• What the exercise asks
Exclude the pictures, then repeat the remaining data exactly.

• Data for this exercise
....................
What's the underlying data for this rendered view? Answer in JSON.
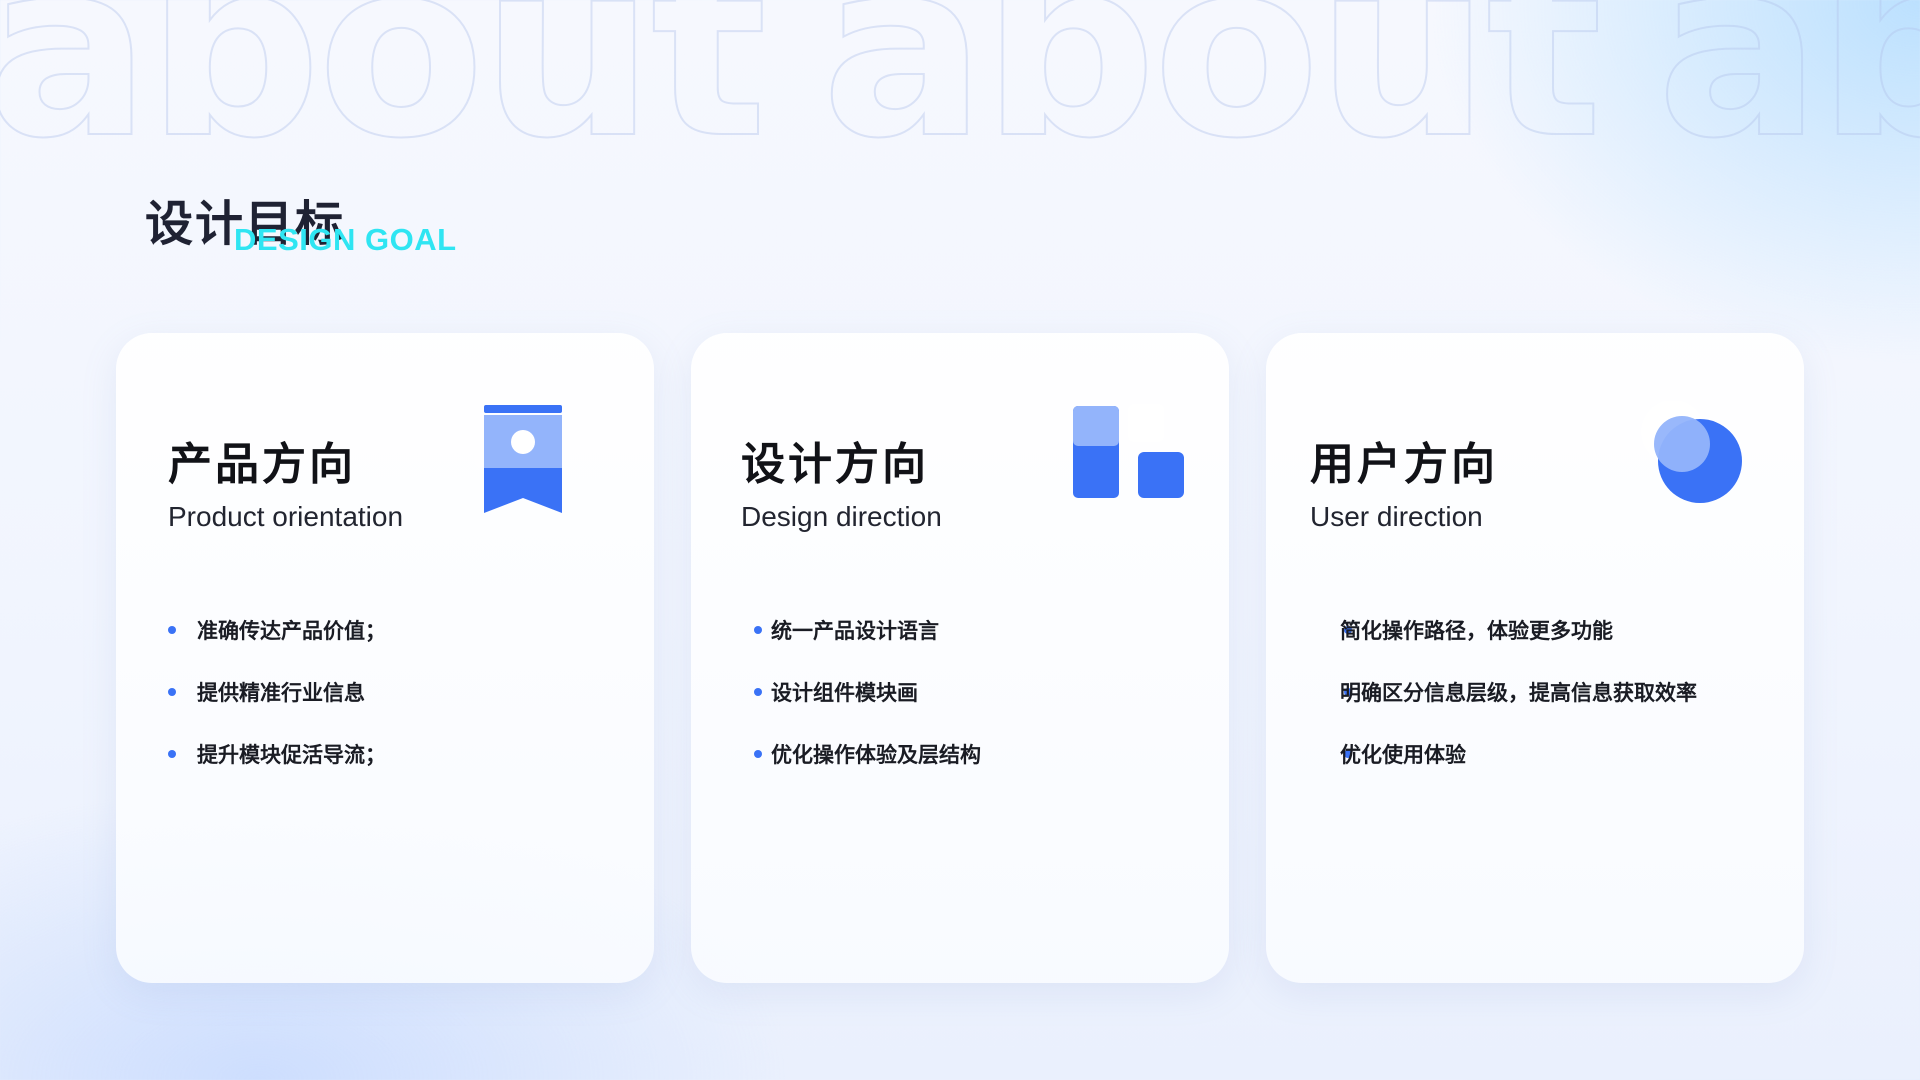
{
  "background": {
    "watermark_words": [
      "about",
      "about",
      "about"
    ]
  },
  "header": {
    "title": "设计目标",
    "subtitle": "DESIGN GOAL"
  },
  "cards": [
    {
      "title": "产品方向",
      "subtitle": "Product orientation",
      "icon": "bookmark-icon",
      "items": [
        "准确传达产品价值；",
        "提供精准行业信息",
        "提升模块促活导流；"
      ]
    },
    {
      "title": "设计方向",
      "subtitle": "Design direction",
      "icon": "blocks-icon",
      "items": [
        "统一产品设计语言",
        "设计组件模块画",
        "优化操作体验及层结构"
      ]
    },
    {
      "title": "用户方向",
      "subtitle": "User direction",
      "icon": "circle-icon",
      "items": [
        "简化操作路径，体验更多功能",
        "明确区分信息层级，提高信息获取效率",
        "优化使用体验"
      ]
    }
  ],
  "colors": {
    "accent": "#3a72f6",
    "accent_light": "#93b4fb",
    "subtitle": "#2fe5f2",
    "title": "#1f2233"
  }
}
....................
• Result of the task
What's the underlying data for this rendered view? Answer in JSON.
{
  "background": {
    "watermark_words": [
      "about",
      "about",
      "about"
    ]
  },
  "header": {
    "title": "设计目标",
    "subtitle": "DESIGN GOAL"
  },
  "cards": [
    {
      "title": "产品方向",
      "subtitle": "Product orientation",
      "icon": "bookmark-icon",
      "items": [
        "准确传达产品价值；",
        "提供精准行业信息",
        "提升模块促活导流；"
      ]
    },
    {
      "title": "设计方向",
      "subtitle": "Design direction",
      "icon": "blocks-icon",
      "items": [
        "统一产品设计语言",
        "设计组件模块画",
        "优化操作体验及层结构"
      ]
    },
    {
      "title": "用户方向",
      "subtitle": "User direction",
      "icon": "circle-icon",
      "items": [
        "简化操作路径，体验更多功能",
        "明确区分信息层级，提高信息获取效率",
        "优化使用体验"
      ]
    }
  ],
  "colors": {
    "accent": "#3a72f6",
    "accent_light": "#93b4fb",
    "subtitle": "#2fe5f2",
    "title": "#1f2233"
  }
}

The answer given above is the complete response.